The advantage of the ULDLTUT decomposition of B is that no extra elements have to be pushed over the whole length of A. If k is taken as approximately n/2, the shifting is limited to halfway.
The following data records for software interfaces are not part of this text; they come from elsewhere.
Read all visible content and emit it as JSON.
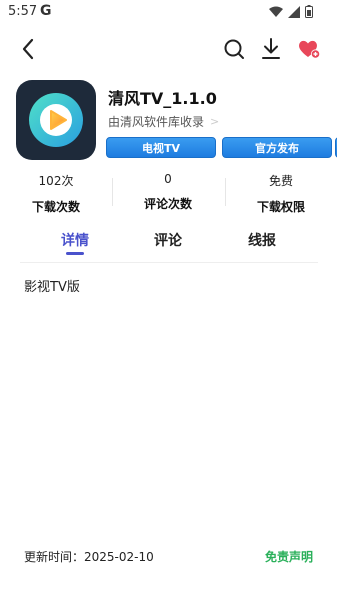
{
  "status_bar": {
    "time": "5:57",
    "g_label": "G",
    "icons": [
      "wifi-icon",
      "signal-icon",
      "battery-icon"
    ]
  },
  "top_bar": {
    "icons": [
      "back-icon",
      "search-icon",
      "download-icon",
      "heart-plus-icon"
    ]
  },
  "app": {
    "name": "清风TV_1.1.0",
    "source": "由清风软件库收录",
    "tags": [
      "电视TV",
      "官方发布",
      ""
    ]
  },
  "stats": [
    {
      "value": "102次",
      "label": "下载次数"
    },
    {
      "value": "0",
      "label": "评论次数"
    },
    {
      "value": "免费",
      "label": "下载权限"
    }
  ],
  "tabs": [
    {
      "label": "详情",
      "active": true
    },
    {
      "label": "评论",
      "active": false
    },
    {
      "label": "线报",
      "active": false
    }
  ],
  "detail": {
    "description": "影视TV版"
  },
  "footer": {
    "update_time": "更新时间：2025-02-10",
    "disclaimer": "免责声明"
  },
  "colors": {
    "accent": "#4a52cc",
    "tag_blue": "#1e7ce0",
    "green": "#2ab05a",
    "heart": "#e8475a"
  }
}
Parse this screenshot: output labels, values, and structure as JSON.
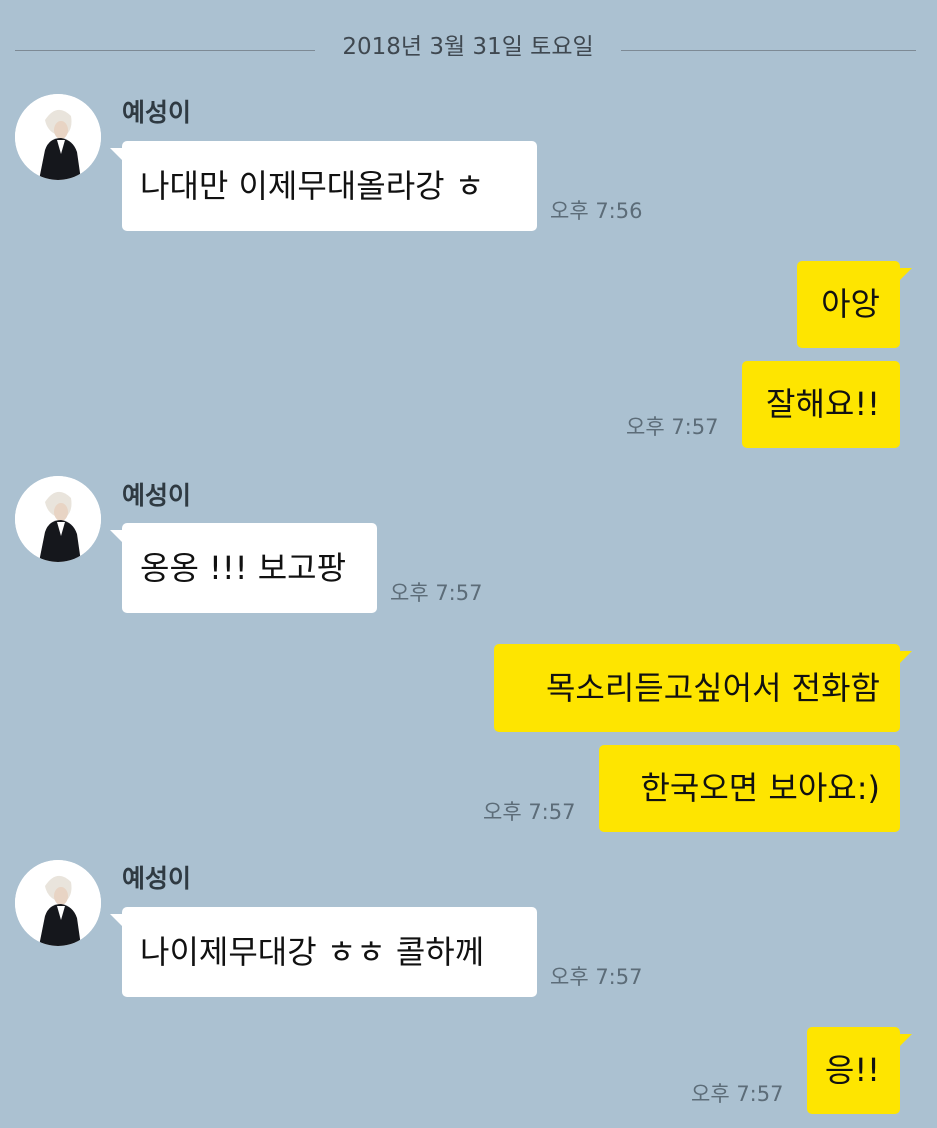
{
  "date_divider": "2018년 3월 31일 토요일",
  "sender_name": "예성이",
  "messages": [
    {
      "text": "나대만 이제무대올라강 ㅎ",
      "time": "오후 7:56"
    },
    {
      "text": "아앙"
    },
    {
      "text": "잘해요!!",
      "time": "오후 7:57"
    },
    {
      "text": "옹옹 !!! 보고팡",
      "time": "오후 7:57"
    },
    {
      "text": "목소리듣고싶어서 전화함"
    },
    {
      "text": "한국오면 보아요:)",
      "time": "오후 7:57"
    },
    {
      "text": "나이제무대강 ㅎㅎ 콜하께",
      "time": "오후 7:57"
    },
    {
      "text": "응!!",
      "time": "오후 7:57"
    }
  ],
  "colors": {
    "background": "#abc1d1",
    "received_bubble": "#ffffff",
    "sent_bubble": "#fee500"
  }
}
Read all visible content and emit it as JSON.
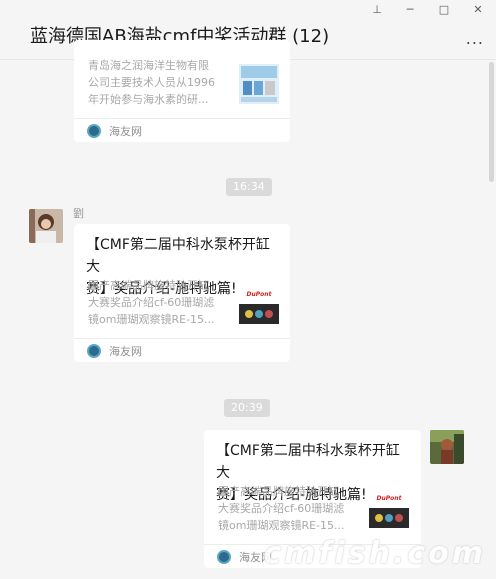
{
  "window": {
    "title": "蓝海德国AB海盐cmf中奖活动群 (12)",
    "controls": {
      "pin": "⊥",
      "minimize": "─",
      "maximize": "□",
      "close": "✕"
    },
    "more": "..."
  },
  "messages": {
    "card0": {
      "desc_lines": [
        "青岛海之润海洋生物有限",
        "公司主要技术人员从1996",
        "年开始参与海水素的研..."
      ],
      "source": "海友网"
    },
    "time1": "16:34",
    "card1": {
      "sender": "劉",
      "title_lines": [
        "【CMF第二届中科水泵杯开缸大",
        "赛】奖品介绍-施特驰篇!"
      ],
      "desc_lines": [
        "国产高端品牌施特驰开缸",
        "大赛奖品介绍cf-60珊瑚滤",
        "镜om珊瑚观察镜RE-15..."
      ],
      "thumb_brand": "DuPont",
      "source": "海友网"
    },
    "time2": "20:39",
    "card2": {
      "title_lines": [
        "【CMF第二届中科水泵杯开缸大",
        "赛】奖品介绍-施特驰篇!"
      ],
      "desc_lines": [
        "国产高端品牌施特驰开缸",
        "大赛奖品介绍cf-60珊瑚滤",
        "镜om珊瑚观察镜RE-15..."
      ],
      "thumb_brand": "DuPont",
      "source": "海友网"
    }
  },
  "watermark": "cmfish.com"
}
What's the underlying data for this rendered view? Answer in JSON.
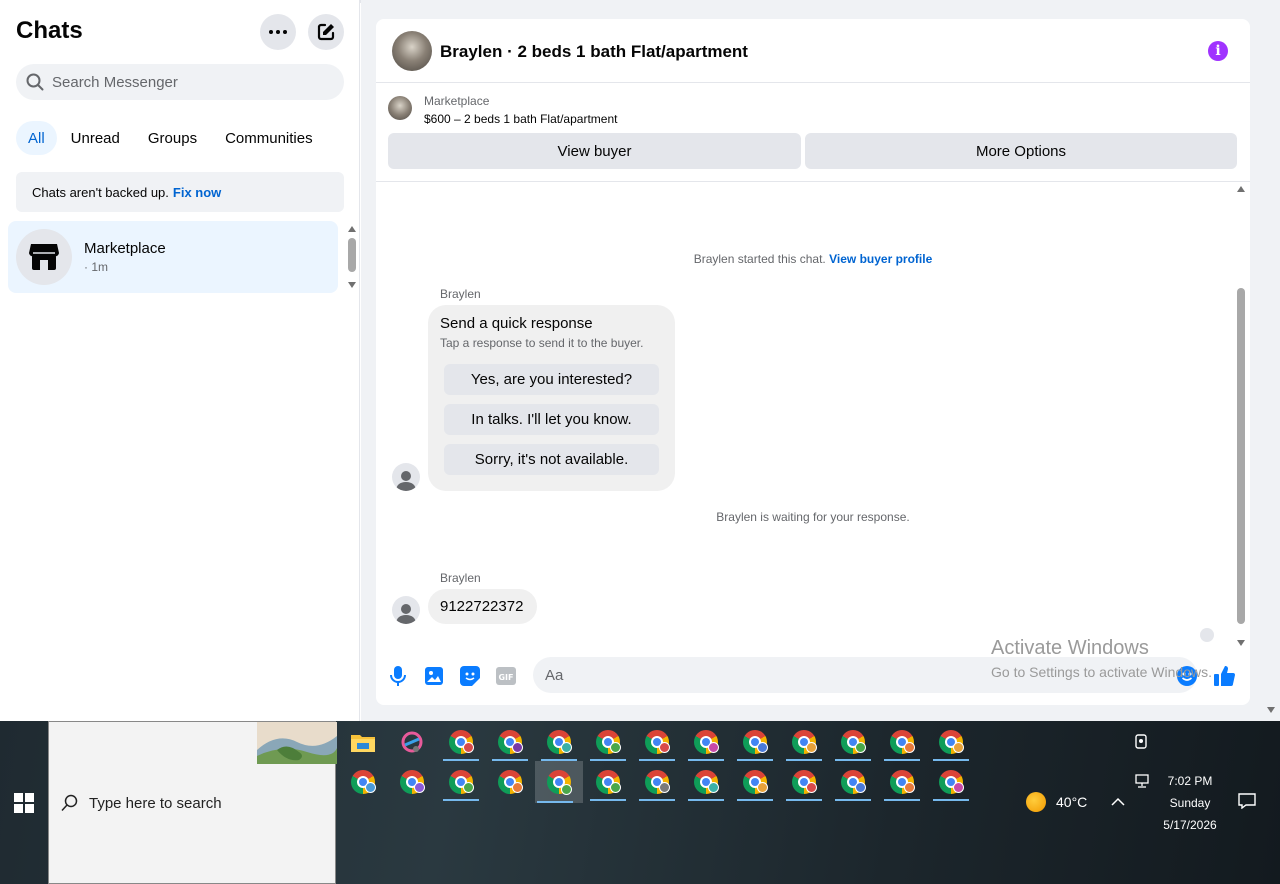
{
  "sidebar": {
    "title": "Chats",
    "more_icon": "ellipsis-icon",
    "compose_icon": "compose-icon",
    "search_placeholder": "Search Messenger",
    "filters": [
      "All",
      "Unread",
      "Groups",
      "Communities"
    ],
    "active_filter": "All",
    "backup_text": "Chats aren't backed up.",
    "backup_link": "Fix now",
    "chats": [
      {
        "name": "Marketplace",
        "time": "· 1m",
        "icon": "store-icon"
      }
    ]
  },
  "conversation": {
    "title": "Braylen · 2 beds 1 bath Flat/apartment",
    "marketplace_label": "Marketplace",
    "listing_price": "$600 – 2 beds 1 bath Flat/apartment",
    "view_buyer_label": "View buyer",
    "more_options_label": "More Options",
    "started_text": "Braylen started this chat.",
    "view_profile_link": "View buyer profile",
    "messages": [
      {
        "sender": "Braylen",
        "type": "quick-response",
        "title": "Send a quick response",
        "subtitle": "Tap a response to send it to the buyer.",
        "options": [
          "Yes, are you interested?",
          "In talks. I'll let you know.",
          "Sorry, it's not available."
        ]
      },
      {
        "sender": "Braylen",
        "type": "text",
        "text": "9122722372"
      }
    ],
    "waiting_text": "Braylen is waiting for your response.",
    "composer_placeholder": "Aa"
  },
  "watermark": {
    "line1": "Activate Windows",
    "line2": "Go to Settings to activate Windows."
  },
  "taskbar": {
    "search_placeholder": "Type here to search",
    "weather_temp": "40°C",
    "time": "7:02 PM",
    "day": "Sunday",
    "date": "5/17/2026",
    "accent": "#76b9ed"
  },
  "colors": {
    "accent": "#0064d1",
    "info": "#a033ff",
    "messenger_blue": "#0a7cff"
  }
}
At each stage the size of the triangular bumps produced in A depends on the number of rows and columns of B which are eliminated in the first phase and on the bandwidth of B. The number of rows and columns over which these triangles are moved at each step in the second phase is equal to the bandwidth of A.
In this function, a is defined as being at least as wide as B and must be filled out with zeros if necessary as it is overwritten with C. The number of rows and columns of B which are effectively eliminated at each stage is mA.


This example finds the three smallest eigenvalues of Ax=λBx, where
A= 11 12 12 12 13 13 13 14 14 14 15 15 15 16 16 16 17 17 17 18 18 18 19 19 19  
B= 101 22 22 102 23 23 103 24 24 104 25 25 105 26 26 106 27 27 107 28 28 108 29 29 109 .  
function f01bv_example

fprintf('f01bv example results\n\n');

% The matrices A and B
n = 9;
kd = int64(1);
a = [  0,  12,  13,  14,  15,  16,  17,  18,  19;
      11,  12,  13,  14,  15,  16,  17,  18,  19];
b = [  0,  22,  23,  24,  25,  26,  27,  28,  29;
     101, 102, 103, 104, 105, 106, 107, 108, 109];

% Decompose B
k = int64(4);
[b, ifail] = f01bu(k, b);

% Use decomposition to transform Ax = lambda Bx to Cy = lambda y
[c, b, ifail] = f01bv(k, a, b);

% Reduce C to tridiagonal form
vect = 'No vectors';
uplo = 'Upper';
q = zeros(n, n);
[~, d, e, ~, info] = f08he( ...
                            vect, uplo, kd, c, q);

% Compute eigenvalues from tridiagonal form
m1 = int64(1);
m2 = int64(3);
range = 'Indexed';
order = 'Blocked';
vl = 0;
vu = 0;
abstol = 0;
[m, nsplit, w, iblock, isplit, info] = ...
f08jj( ...
       range, order, vl, vu, m1, m2, abstol, d, e);

disp('Selected eigenvalues');

f01bv example results

Selected eigenvalues
   -0.2643   -0.1530   -0.0418

PDF version (NAG web site, 64-bit version, 64-bit version)
Chapter Contents
Chapter Introduction
NAG Toolbox

© The Numerical Algorithms Group Ltd, Oxford, UK. 2009–2015